After more than three decades since the Australian colonial administration left, Samap is still without a road link to the provincial capital of Wewak. The road ends at the nearest mission station of Turubu, which is a day’s walk from Samap. Malaysian loggers are pressuring leaders of Samap to sign logging agreements that come with the promise of a road link.
“Those Malaysians haven’t learned and still think we’re dumb!” says an amused Samap elder. “How can you build a road with 500 thousand kina? We know they only want the trees.
“Besides, what would we need a road for? We already have what we need.”
As the Local Level Government Councilor, Robert is the man responsible for the implementation of government policy. But he gets no support from the provincial or national governments and he doesn’t get paid. Yet it doesn’t bother him.
“We don’t need government handouts. We don’t need employment provided by a logging company. We’re making more money on our own.”
The important thing for them is that they are in control and they can choose what they want. Next month, Robert and his brothers will buy a sawmill. This will help his community build new houses for themselves from timber harvested from their land.
“The next time you come, these houses will be gone.
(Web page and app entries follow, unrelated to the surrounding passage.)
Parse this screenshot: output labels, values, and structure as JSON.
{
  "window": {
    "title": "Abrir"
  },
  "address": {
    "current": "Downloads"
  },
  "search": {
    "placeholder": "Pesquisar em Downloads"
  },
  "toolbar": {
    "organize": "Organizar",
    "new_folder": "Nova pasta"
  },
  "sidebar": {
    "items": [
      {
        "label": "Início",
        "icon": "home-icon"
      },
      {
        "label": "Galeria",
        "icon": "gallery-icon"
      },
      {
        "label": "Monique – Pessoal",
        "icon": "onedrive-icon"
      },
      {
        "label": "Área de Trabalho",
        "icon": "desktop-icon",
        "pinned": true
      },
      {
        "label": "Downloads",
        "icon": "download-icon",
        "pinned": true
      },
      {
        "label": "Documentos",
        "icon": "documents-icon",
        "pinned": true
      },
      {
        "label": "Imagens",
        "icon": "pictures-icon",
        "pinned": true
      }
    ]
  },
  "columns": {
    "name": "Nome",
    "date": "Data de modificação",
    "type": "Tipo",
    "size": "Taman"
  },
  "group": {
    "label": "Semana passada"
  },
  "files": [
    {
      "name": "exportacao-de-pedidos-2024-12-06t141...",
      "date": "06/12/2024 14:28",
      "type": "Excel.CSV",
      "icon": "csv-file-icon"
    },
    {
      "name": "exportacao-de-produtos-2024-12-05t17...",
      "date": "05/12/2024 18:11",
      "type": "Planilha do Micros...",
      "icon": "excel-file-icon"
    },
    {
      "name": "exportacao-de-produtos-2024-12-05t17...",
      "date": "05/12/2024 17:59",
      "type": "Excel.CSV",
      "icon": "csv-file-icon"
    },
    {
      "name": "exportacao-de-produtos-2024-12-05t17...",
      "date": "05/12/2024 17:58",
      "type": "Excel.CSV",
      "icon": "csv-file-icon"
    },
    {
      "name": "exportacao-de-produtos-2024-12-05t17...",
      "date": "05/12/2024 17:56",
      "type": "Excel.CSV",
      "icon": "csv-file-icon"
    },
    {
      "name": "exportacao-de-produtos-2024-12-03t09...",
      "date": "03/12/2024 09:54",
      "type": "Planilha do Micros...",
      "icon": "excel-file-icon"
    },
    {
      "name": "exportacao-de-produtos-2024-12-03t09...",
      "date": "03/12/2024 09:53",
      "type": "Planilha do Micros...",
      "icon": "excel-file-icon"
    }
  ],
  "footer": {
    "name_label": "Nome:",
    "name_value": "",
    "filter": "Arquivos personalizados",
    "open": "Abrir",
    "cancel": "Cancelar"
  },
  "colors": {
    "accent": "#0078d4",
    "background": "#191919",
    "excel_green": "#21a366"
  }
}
We will have posts made of sawn timber and houses that have corrugated iron roofs. People deserve to live in good houses.”